### Exercise:
Each line in the records below that has the word "text" should be copied.

Segment Start: Provided entries

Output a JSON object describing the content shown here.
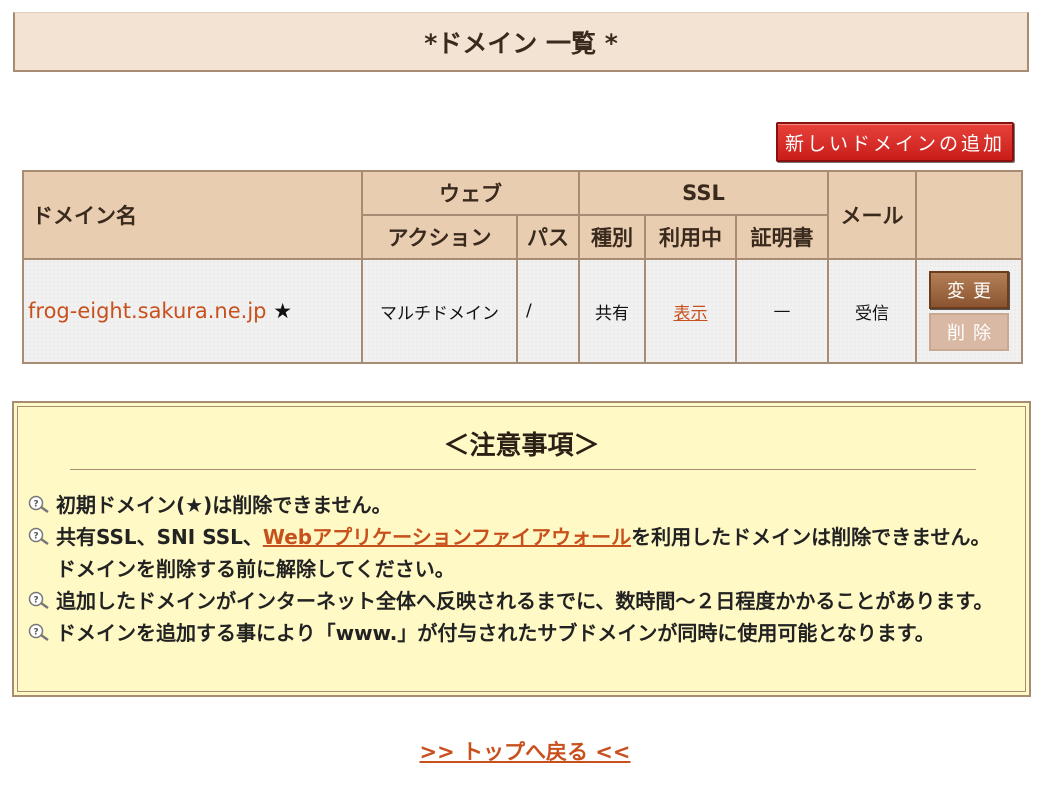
{
  "page": {
    "title": "*ドメイン 一覧 *"
  },
  "add_button": {
    "label": "新しいドメインの追加"
  },
  "table": {
    "headers": {
      "domain": "ドメイン名",
      "web": "ウェブ",
      "ssl": "SSL",
      "mail": "メール",
      "action": "アクション",
      "path": "パス",
      "type": "種別",
      "in_use": "利用中",
      "certificate": "証明書"
    },
    "rows": [
      {
        "domain": "frog-eight.sakura.ne.jp",
        "star": "★",
        "action": "マルチドメイン",
        "path": "/",
        "ssl_type": "共有",
        "ssl_in_use": "表示",
        "certificate": "—",
        "mail": "受信",
        "change_label": "変更",
        "delete_label": "削除"
      }
    ]
  },
  "notice": {
    "title": "＜注意事項＞",
    "items": [
      {
        "text": "初期ドメイン(★)は削除できません。"
      },
      {
        "pre": "共有SSL、SNI SSL、",
        "link": "Webアプリケーションファイアウォール",
        "post": "を利用したドメインは削除できません。ドメインを削除する前に解除してください。"
      },
      {
        "text": "追加したドメインがインターネット全体へ反映されるまでに、数時間〜２日程度かかることがあります。"
      },
      {
        "text": "ドメインを追加する事により「www.」が付与されたサブドメインが同時に使用可能となります。"
      }
    ]
  },
  "footer": {
    "back_link": ">> トップへ戻る <<"
  },
  "colors": {
    "header_bg": "#e9cdb0",
    "border": "#a88b73",
    "link": "#c8501c",
    "add_button": "#d8302a",
    "notice_bg": "#fff9c6"
  },
  "icons": {
    "notice_bullet": "magnifier-question-icon",
    "star": "star-icon"
  }
}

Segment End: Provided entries

### Solution to this exercise:
        "text": "初期ドメイン(★)は削除できません。"
        "text": "追加したドメインがインターネット全体へ反映されるまでに、数時間〜２日程度かかることがあります。"
        "text": "ドメインを追加する事により「www.」が付与されたサブドメインが同時に使用可能となります。"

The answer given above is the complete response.